Comedy Reviews

Asher Treleaven: Matador

21 August 2011 | Comedy Reviews
Originally published at The British Comedy Guide

Clown Prince Asher Treleaven doesn’t like racism. But, ever the pedant, what really angers him is inaccurate racism. When someone wishes him luck “eating dog meat and hanging out with Chinks” in Vietnam, Asher is too shocked and afraid of confrontation to point out that the correct slur is actually “Gooks”. There’s little worse in life than erroneous bigotry.

This is why Asher created The Matador: a superhero capable of challenging surprise encounters with racists. Alas, The Matador’s faux-Spanish accent and impressively bulging crotch implicate the character as a stereotype, signalling that even the most well-meaning of us can be, unexpectedly, a tiny bit racist.

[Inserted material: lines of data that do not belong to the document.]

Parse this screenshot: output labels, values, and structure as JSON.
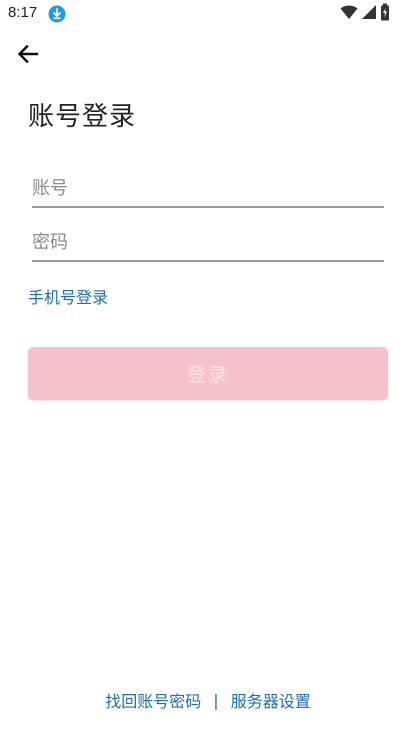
{
  "status_bar": {
    "time": "8:17",
    "icons": [
      "download-icon",
      "wifi-icon",
      "signal-icon",
      "battery-icon"
    ]
  },
  "header": {
    "back_icon": "arrow-left-icon"
  },
  "page": {
    "title": "账号登录"
  },
  "form": {
    "account_placeholder": "账号",
    "account_value": "",
    "password_placeholder": "密码",
    "password_value": ""
  },
  "links": {
    "phone_login": "手机号登录"
  },
  "login_button": {
    "label": "登录",
    "enabled": false
  },
  "footer": {
    "recover_account": "找回账号密码",
    "separator": "|",
    "server_settings": "服务器设置"
  },
  "colors": {
    "link": "#1a6fb5",
    "login_button_bg": "#f7c1ca",
    "login_button_text": "#f6e6e9",
    "download_icon": "#1e9be9"
  }
}
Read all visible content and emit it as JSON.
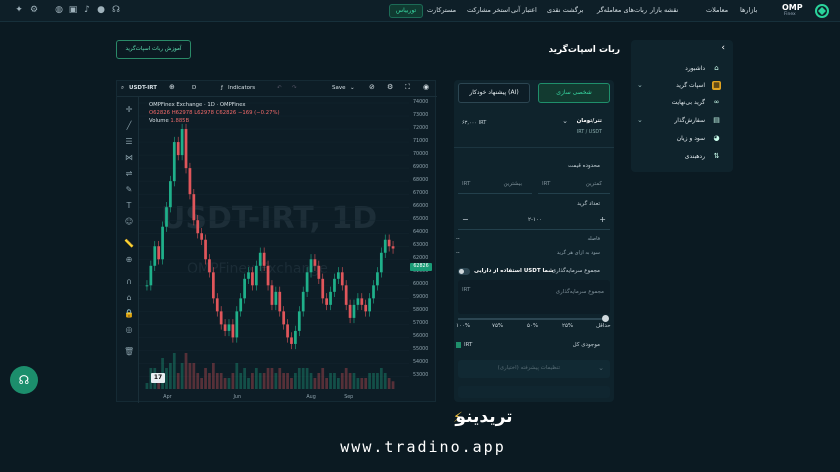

Asher is the ambassador of a delightfully homemade world. His circus-schooled prancing and precision preening takes place on a set made from greengrocer grass, plastic roses, a garden gnome and a lawn flamingo. In a story about being lost in the Vietnamese jungle while wearing nothing but a pair of swimming trunks, he reports that scooching along the floor of such a jungle results in “crud and ants and biscuit crumbs” being collected in the trunks. Somehow, it is perfectly reasonable to expect biscuit crumbs on the jungle floor of Asher’s mind.

For all his lampooning of traditional comedy stylings (“Hey shit head. Hey dick leg. Where do you work? Fuckin’ shit place?” he says to nobody in particular on the front row) he is a surprising dab-hand with observational comedy. He points out in a very throwaway fashion that sheep have human teeth. If you think about it, sheep really do have human teeth. But how did he notice that? And how do we recognise it?

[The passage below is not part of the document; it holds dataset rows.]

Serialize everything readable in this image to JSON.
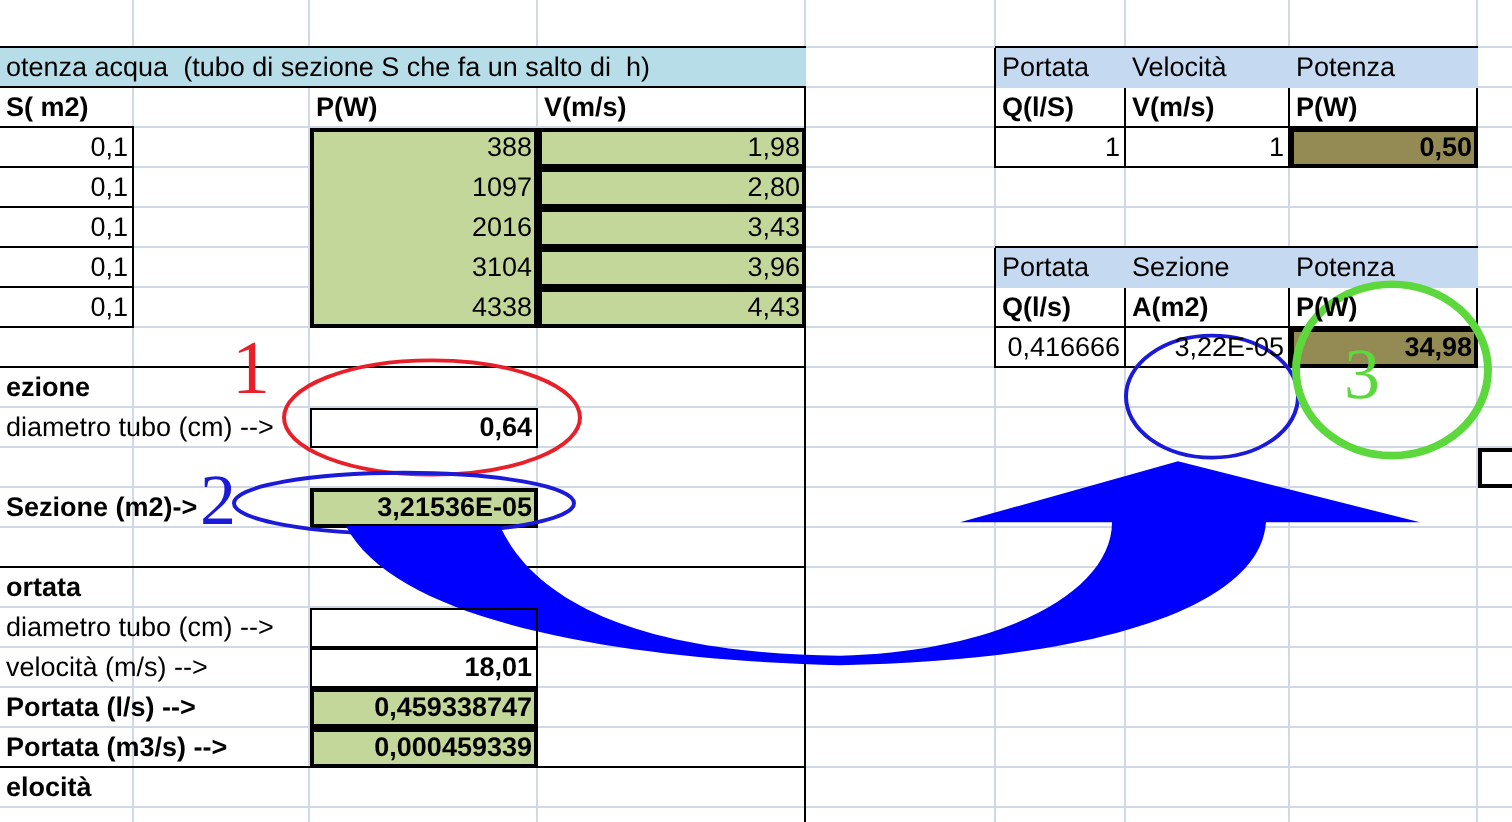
{
  "title": "otenza acqua  (tubo di sezione S che fa un salto di  h)",
  "main_table": {
    "columns": [
      "S( m2)",
      "P(W)",
      "V(m/s)"
    ],
    "rows": [
      {
        "s": "0,1",
        "p": "388",
        "v": "1,98"
      },
      {
        "s": "0,1",
        "p": "1097",
        "v": "2,80"
      },
      {
        "s": "0,1",
        "p": "2016",
        "v": "3,43"
      },
      {
        "s": "0,1",
        "p": "3104",
        "v": "3,96"
      },
      {
        "s": "0,1",
        "p": "4338",
        "v": "4,43"
      }
    ]
  },
  "sections": [
    {
      "heading": "ezione",
      "fields": [
        {
          "kind": "input",
          "label": "diametro tubo (cm) -->",
          "value": "0,64"
        },
        {
          "kind": "spacer"
        },
        {
          "kind": "result",
          "label": "Sezione (m2)->",
          "value": "3,21536E-05"
        },
        {
          "kind": "spacer"
        }
      ]
    },
    {
      "heading": "ortata",
      "fields": [
        {
          "kind": "input",
          "label": "diametro tubo (cm) -->"
        },
        {
          "kind": "input",
          "label": "velocità (m/s) -->",
          "value": "18,01"
        },
        {
          "kind": "result",
          "label": "Portata (l/s) -->",
          "value": "0,459338747"
        },
        {
          "kind": "result",
          "label": "Portata (m3/s) -->",
          "value": "0,000459339"
        }
      ]
    },
    {
      "heading": "elocità"
    }
  ],
  "side_tables": [
    {
      "headers": [
        "Portata",
        "Velocità",
        "Potenza"
      ],
      "units": [
        "Q(l/S)",
        "V(m/s)",
        "P(W)"
      ],
      "values": [
        "1",
        "1",
        "0,50"
      ]
    },
    {
      "headers": [
        "Portata",
        "Sezione",
        "Potenza"
      ],
      "units": [
        "Q(l/s)",
        "A(m2)",
        "P(W)"
      ],
      "values": [
        "0,416666",
        "3,22E-05",
        "34,98"
      ]
    }
  ],
  "active_cell_visible": true,
  "annotations": [
    {
      "kind": "ellipse",
      "label": "1",
      "color": "#e8202a"
    },
    {
      "kind": "ellipse",
      "label": "2",
      "color": "#1a1ad8"
    },
    {
      "kind": "ellipse",
      "color": "#1a1ad8"
    },
    {
      "kind": "ellipse",
      "label": "3",
      "color": "#5cd83c"
    },
    {
      "kind": "arrow",
      "color": "#0000ff"
    }
  ]
}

Perhaps the show’s stand-out set-piece is a song about rednecks to the famous show tune, My Favourite Things. Not only is the unexpected musical number a comprehensively-researched list of slurs, it is a fairly breathtaking feat of memory.

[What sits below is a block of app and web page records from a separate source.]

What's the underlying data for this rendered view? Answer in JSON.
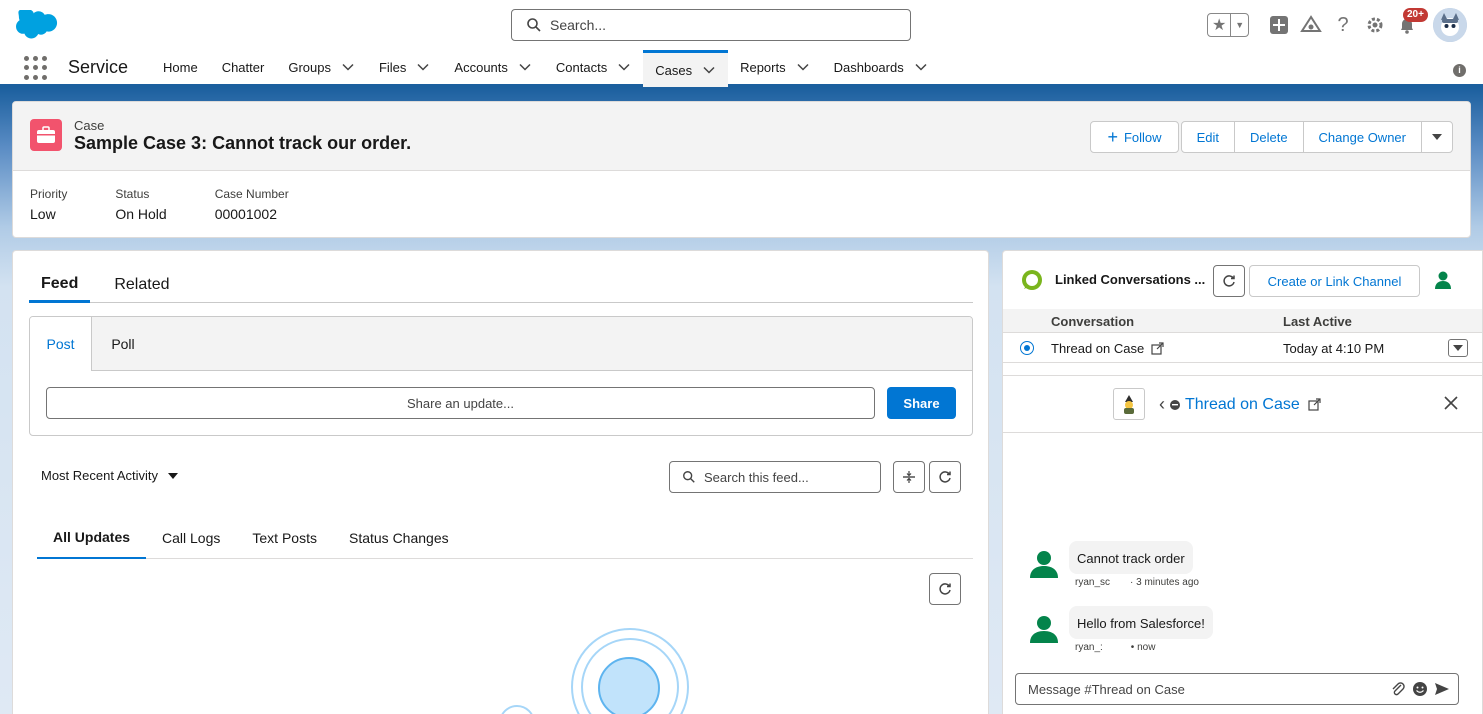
{
  "header": {
    "search_placeholder": "Search...",
    "notification_badge": "20+"
  },
  "nav": {
    "app_name": "Service",
    "items": [
      {
        "label": "Home",
        "has_menu": false,
        "active": false
      },
      {
        "label": "Chatter",
        "has_menu": false,
        "active": false
      },
      {
        "label": "Groups",
        "has_menu": true,
        "active": false
      },
      {
        "label": "Files",
        "has_menu": true,
        "active": false
      },
      {
        "label": "Accounts",
        "has_menu": true,
        "active": false
      },
      {
        "label": "Contacts",
        "has_menu": true,
        "active": false
      },
      {
        "label": "Cases",
        "has_menu": true,
        "active": true
      },
      {
        "label": "Reports",
        "has_menu": true,
        "active": false
      },
      {
        "label": "Dashboards",
        "has_menu": true,
        "active": false
      }
    ]
  },
  "record": {
    "entity_label": "Case",
    "title": "Sample Case 3: Cannot track our order.",
    "actions": {
      "follow": "Follow",
      "edit": "Edit",
      "delete": "Delete",
      "change_owner": "Change Owner"
    },
    "fields": [
      {
        "label": "Priority",
        "value": "Low"
      },
      {
        "label": "Status",
        "value": "On Hold"
      },
      {
        "label": "Case Number",
        "value": "00001002"
      }
    ]
  },
  "feed": {
    "tabs": [
      "Feed",
      "Related"
    ],
    "publisher_tabs": [
      "Post",
      "Poll"
    ],
    "share_placeholder": "Share an update...",
    "share_button": "Share",
    "sort_label": "Most Recent Activity",
    "search_placeholder": "Search this feed...",
    "filter_tabs": [
      "All Updates",
      "Call Logs",
      "Text Posts",
      "Status Changes"
    ]
  },
  "slack": {
    "title": "Linked Conversations ...",
    "link_button": "Create or Link Channel",
    "columns": {
      "conversation": "Conversation",
      "last_active": "Last Active"
    },
    "rows": [
      {
        "conversation": "Thread on Case",
        "last_active": "Today at 4:10 PM"
      }
    ],
    "thread_title": "Thread on Case",
    "messages": [
      {
        "text": "Cannot track order",
        "author": "ryan_sc",
        "time": "· 3 minutes ago"
      },
      {
        "text": "Hello from Salesforce!",
        "author": "ryan_:",
        "time": "• now"
      }
    ],
    "composer_placeholder": "Message #Thread on Case"
  },
  "colors": {
    "brand_blue": "#0176d3",
    "case_icon": "#f2536d",
    "nav_border": "#1b5f9e",
    "avatar_green": "#04844b"
  }
}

Matador tackles the important issues of racism and tolerance head-on, but surrounds them entertainingly with a surreal hedge maze of playful stories and one-liners. A well-handled and enjoyable fourth solo show.